_What to work on_
Every record must be copied exactly, except that pictures are dropped.

[Records from a data source]

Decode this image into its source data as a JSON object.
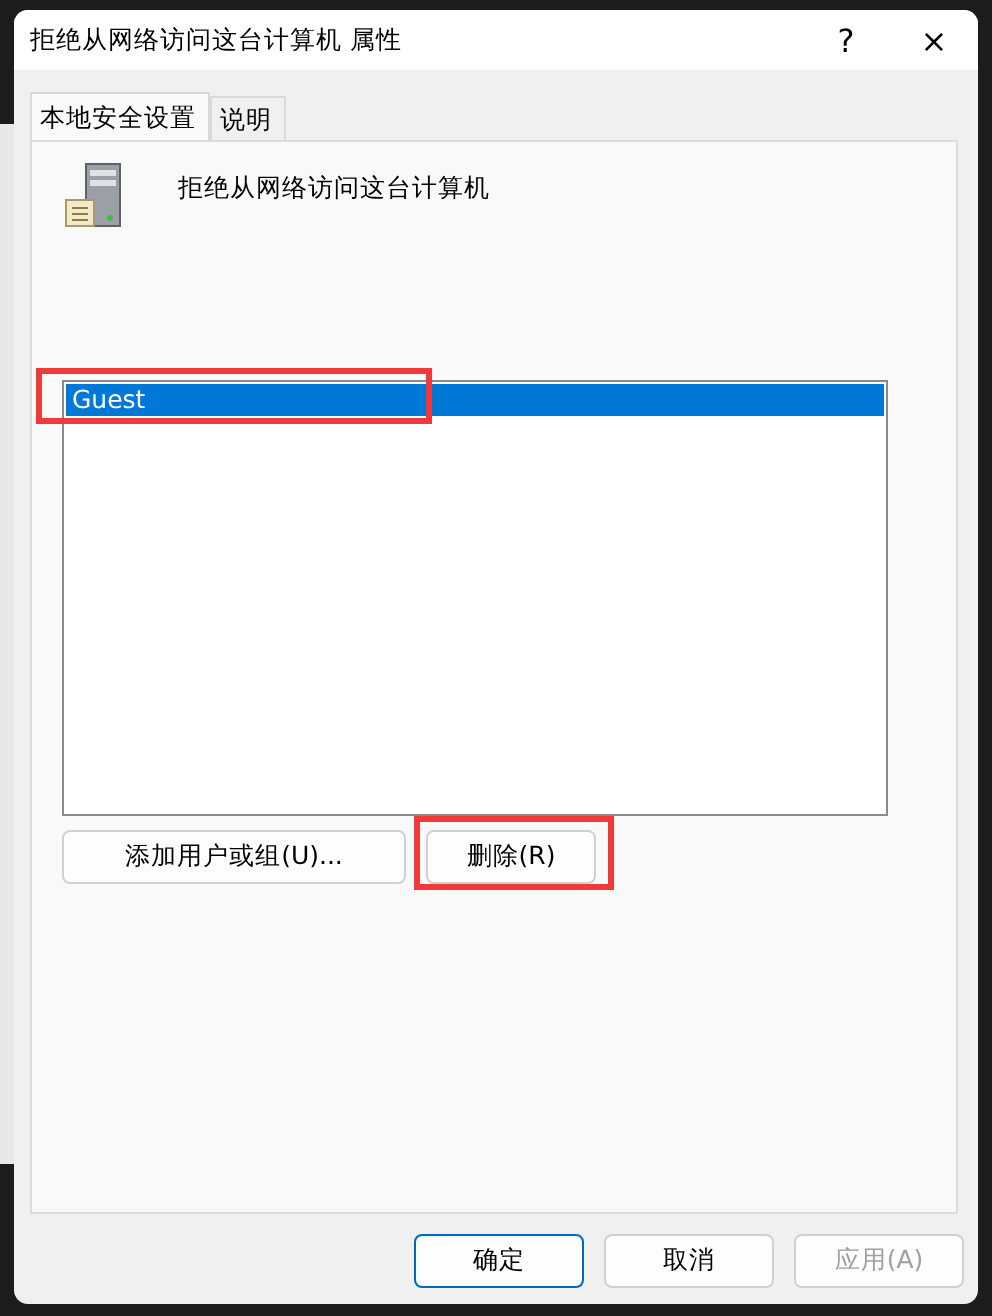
{
  "window": {
    "title": "拒绝从网络访问这台计算机 属性",
    "help": "?",
    "close": "×"
  },
  "tabs": [
    {
      "label": "本地安全设置",
      "selected": true
    },
    {
      "label": "说明",
      "selected": false
    }
  ],
  "policy": {
    "name": "拒绝从网络访问这台计算机"
  },
  "users": [
    {
      "name": "Guest",
      "selected": true
    }
  ],
  "actions": [
    {
      "label": "添加用户或组(U)...",
      "highlighted": false
    },
    {
      "label": "删除(R)",
      "highlighted": true
    }
  ],
  "user_list_highlighted": true,
  "buttons": [
    {
      "label": "确定",
      "default": true,
      "disabled": false
    },
    {
      "label": "取消",
      "default": false,
      "disabled": false
    },
    {
      "label": "应用(A)",
      "default": false,
      "disabled": true
    }
  ]
}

_Task solution_
Decode this image into its source data as a JSON object.
{
  "window": {
    "title": "拒绝从网络访问这台计算机 属性",
    "help": "?",
    "close": "×"
  },
  "tabs": [
    {
      "label": "本地安全设置",
      "selected": true
    },
    {
      "label": "说明",
      "selected": false
    }
  ],
  "policy": {
    "name": "拒绝从网络访问这台计算机"
  },
  "users": [
    {
      "name": "Guest",
      "selected": true
    }
  ],
  "actions": [
    {
      "label": "添加用户或组(U)...",
      "highlighted": false
    },
    {
      "label": "删除(R)",
      "highlighted": true
    }
  ],
  "user_list_highlighted": true,
  "buttons": [
    {
      "label": "确定",
      "default": true,
      "disabled": false
    },
    {
      "label": "取消",
      "default": false,
      "disabled": false
    },
    {
      "label": "应用(A)",
      "default": false,
      "disabled": true
    }
  ]
}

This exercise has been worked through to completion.